── Data extract
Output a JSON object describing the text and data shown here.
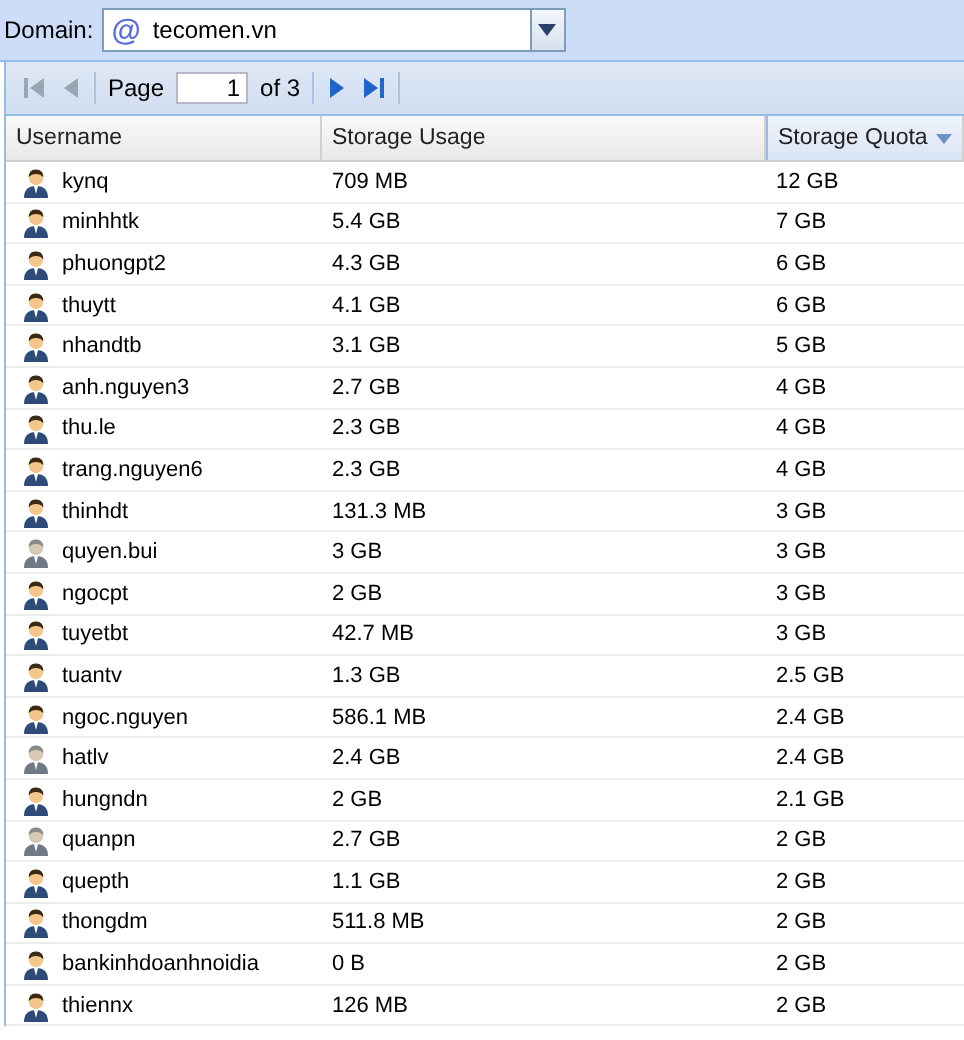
{
  "domain": {
    "label": "Domain:",
    "value": "tecomen.vn",
    "icon": "@"
  },
  "pager": {
    "label": "Page",
    "value": "1",
    "of": "of 3"
  },
  "columns": [
    {
      "label": "Username",
      "sorted": false
    },
    {
      "label": "Storage Usage",
      "sorted": false
    },
    {
      "label": "Storage Quota",
      "sorted": true
    }
  ],
  "rows": [
    {
      "username": "kynq",
      "usage": "709 MB",
      "quota": "12 GB",
      "inactive": false
    },
    {
      "username": "minhhtk",
      "usage": "5.4 GB",
      "quota": "7 GB",
      "inactive": false
    },
    {
      "username": "phuongpt2",
      "usage": "4.3 GB",
      "quota": "6 GB",
      "inactive": false
    },
    {
      "username": "thuytt",
      "usage": "4.1 GB",
      "quota": "6 GB",
      "inactive": false
    },
    {
      "username": "nhandtb",
      "usage": "3.1 GB",
      "quota": "5 GB",
      "inactive": false
    },
    {
      "username": "anh.nguyen3",
      "usage": "2.7 GB",
      "quota": "4 GB",
      "inactive": false
    },
    {
      "username": "thu.le",
      "usage": "2.3 GB",
      "quota": "4 GB",
      "inactive": false
    },
    {
      "username": "trang.nguyen6",
      "usage": "2.3 GB",
      "quota": "4 GB",
      "inactive": false
    },
    {
      "username": "thinhdt",
      "usage": "131.3 MB",
      "quota": "3 GB",
      "inactive": false
    },
    {
      "username": "quyen.bui",
      "usage": "3 GB",
      "quota": "3 GB",
      "inactive": true
    },
    {
      "username": "ngocpt",
      "usage": "2 GB",
      "quota": "3 GB",
      "inactive": false
    },
    {
      "username": "tuyetbt",
      "usage": "42.7 MB",
      "quota": "3 GB",
      "inactive": false
    },
    {
      "username": "tuantv",
      "usage": "1.3 GB",
      "quota": "2.5 GB",
      "inactive": false
    },
    {
      "username": "ngoc.nguyen",
      "usage": "586.1 MB",
      "quota": "2.4 GB",
      "inactive": false
    },
    {
      "username": "hatlv",
      "usage": "2.4 GB",
      "quota": "2.4 GB",
      "inactive": true
    },
    {
      "username": "hungndn",
      "usage": "2 GB",
      "quota": "2.1 GB",
      "inactive": false
    },
    {
      "username": "quanpn",
      "usage": "2.7 GB",
      "quota": "2 GB",
      "inactive": true
    },
    {
      "username": "quepth",
      "usage": "1.1 GB",
      "quota": "2 GB",
      "inactive": false
    },
    {
      "username": "thongdm",
      "usage": "511.8 MB",
      "quota": "2 GB",
      "inactive": false
    },
    {
      "username": "bankinhdoanhnoidia",
      "usage": "0 B",
      "quota": "2 GB",
      "inactive": false
    },
    {
      "username": "thiennx",
      "usage": "126 MB",
      "quota": "2 GB",
      "inactive": false
    }
  ]
}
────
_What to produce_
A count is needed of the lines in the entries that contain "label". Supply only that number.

_Response to the task_
5